_TASK PROMPT_: Pull every line of the entries that has the word "JSON".

_RECORDS PROVIDED_:

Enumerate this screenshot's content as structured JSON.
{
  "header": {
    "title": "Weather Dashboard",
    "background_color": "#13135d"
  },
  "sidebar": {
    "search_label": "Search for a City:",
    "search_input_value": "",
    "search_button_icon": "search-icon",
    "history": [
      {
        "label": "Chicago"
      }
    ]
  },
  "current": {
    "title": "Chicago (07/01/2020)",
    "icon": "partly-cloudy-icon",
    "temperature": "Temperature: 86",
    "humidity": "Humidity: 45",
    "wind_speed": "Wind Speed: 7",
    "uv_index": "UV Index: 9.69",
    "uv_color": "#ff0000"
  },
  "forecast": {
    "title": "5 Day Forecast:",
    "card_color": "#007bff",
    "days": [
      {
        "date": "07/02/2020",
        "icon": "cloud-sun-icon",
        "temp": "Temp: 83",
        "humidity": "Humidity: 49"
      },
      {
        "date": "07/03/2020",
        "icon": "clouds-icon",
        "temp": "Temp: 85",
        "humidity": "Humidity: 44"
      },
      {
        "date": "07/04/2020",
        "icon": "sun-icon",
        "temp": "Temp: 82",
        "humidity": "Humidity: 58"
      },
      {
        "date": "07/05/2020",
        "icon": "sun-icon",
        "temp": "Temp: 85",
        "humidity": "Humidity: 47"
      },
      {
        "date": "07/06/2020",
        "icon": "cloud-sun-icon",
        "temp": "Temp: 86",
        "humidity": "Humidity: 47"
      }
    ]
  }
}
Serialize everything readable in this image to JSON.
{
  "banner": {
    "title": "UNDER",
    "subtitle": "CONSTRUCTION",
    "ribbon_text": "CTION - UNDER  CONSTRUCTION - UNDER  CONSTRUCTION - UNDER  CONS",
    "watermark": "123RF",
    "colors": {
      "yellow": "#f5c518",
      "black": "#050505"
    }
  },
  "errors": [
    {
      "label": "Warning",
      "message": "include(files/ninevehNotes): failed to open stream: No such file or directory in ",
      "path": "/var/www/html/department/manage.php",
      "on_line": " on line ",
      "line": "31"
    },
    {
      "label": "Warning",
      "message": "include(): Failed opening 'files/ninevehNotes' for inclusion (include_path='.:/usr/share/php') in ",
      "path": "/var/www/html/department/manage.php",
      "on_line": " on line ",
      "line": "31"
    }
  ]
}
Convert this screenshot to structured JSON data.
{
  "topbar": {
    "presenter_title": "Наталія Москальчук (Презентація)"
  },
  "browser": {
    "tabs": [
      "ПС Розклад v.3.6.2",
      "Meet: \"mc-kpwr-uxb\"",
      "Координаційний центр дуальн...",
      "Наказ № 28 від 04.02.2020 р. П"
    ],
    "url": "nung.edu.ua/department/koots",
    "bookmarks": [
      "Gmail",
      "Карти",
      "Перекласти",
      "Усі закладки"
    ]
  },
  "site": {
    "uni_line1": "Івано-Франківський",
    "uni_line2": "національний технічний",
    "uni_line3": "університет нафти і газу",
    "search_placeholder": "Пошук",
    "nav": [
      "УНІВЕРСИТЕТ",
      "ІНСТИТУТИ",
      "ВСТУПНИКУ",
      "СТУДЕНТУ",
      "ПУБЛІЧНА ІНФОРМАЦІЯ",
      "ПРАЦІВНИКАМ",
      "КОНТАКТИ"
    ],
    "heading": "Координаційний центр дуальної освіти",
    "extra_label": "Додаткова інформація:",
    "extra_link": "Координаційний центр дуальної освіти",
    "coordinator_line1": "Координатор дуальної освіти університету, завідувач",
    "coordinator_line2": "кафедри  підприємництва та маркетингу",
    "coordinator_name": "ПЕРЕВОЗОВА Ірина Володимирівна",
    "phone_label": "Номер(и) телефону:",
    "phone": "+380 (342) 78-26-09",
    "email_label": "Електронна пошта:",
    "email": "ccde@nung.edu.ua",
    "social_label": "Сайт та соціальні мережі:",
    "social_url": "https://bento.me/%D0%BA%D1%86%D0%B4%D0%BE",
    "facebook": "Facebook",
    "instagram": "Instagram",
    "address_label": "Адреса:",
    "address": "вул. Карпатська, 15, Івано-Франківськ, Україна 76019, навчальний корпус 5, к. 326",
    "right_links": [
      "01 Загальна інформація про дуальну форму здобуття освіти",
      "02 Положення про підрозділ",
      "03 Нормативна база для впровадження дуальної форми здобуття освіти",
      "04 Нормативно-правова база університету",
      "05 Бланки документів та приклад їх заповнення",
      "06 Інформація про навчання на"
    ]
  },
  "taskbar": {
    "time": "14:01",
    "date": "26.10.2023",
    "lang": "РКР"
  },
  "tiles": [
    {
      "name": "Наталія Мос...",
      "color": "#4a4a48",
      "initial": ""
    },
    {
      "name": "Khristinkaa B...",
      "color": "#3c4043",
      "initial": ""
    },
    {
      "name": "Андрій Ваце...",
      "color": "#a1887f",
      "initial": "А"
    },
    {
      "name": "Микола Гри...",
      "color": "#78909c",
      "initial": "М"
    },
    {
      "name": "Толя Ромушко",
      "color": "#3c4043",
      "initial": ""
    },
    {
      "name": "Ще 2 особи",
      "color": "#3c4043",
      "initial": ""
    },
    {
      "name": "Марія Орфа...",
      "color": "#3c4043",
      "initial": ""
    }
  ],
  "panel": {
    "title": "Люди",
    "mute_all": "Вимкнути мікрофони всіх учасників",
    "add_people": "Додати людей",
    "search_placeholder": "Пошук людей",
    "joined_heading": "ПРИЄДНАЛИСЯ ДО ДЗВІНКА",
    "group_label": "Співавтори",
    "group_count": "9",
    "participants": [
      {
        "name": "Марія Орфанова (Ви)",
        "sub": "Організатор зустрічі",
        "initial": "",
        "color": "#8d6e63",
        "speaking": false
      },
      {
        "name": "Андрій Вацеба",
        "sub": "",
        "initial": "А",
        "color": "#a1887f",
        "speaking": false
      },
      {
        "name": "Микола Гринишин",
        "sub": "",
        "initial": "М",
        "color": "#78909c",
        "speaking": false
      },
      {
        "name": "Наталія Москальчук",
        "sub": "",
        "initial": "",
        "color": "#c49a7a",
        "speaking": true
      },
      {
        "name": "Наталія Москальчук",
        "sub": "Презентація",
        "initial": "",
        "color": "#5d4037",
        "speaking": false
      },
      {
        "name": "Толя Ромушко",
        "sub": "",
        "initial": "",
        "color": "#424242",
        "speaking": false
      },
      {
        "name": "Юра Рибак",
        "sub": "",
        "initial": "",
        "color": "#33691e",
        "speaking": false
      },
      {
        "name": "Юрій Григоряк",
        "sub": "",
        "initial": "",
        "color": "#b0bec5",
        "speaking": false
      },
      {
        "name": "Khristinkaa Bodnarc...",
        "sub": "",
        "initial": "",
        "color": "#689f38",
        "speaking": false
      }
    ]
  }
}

_RESULT_:
Enumerate this screenshot's content as structured JSON.
Serialize everything readable in this image to JSON.
Convert this screenshot to structured JSON data.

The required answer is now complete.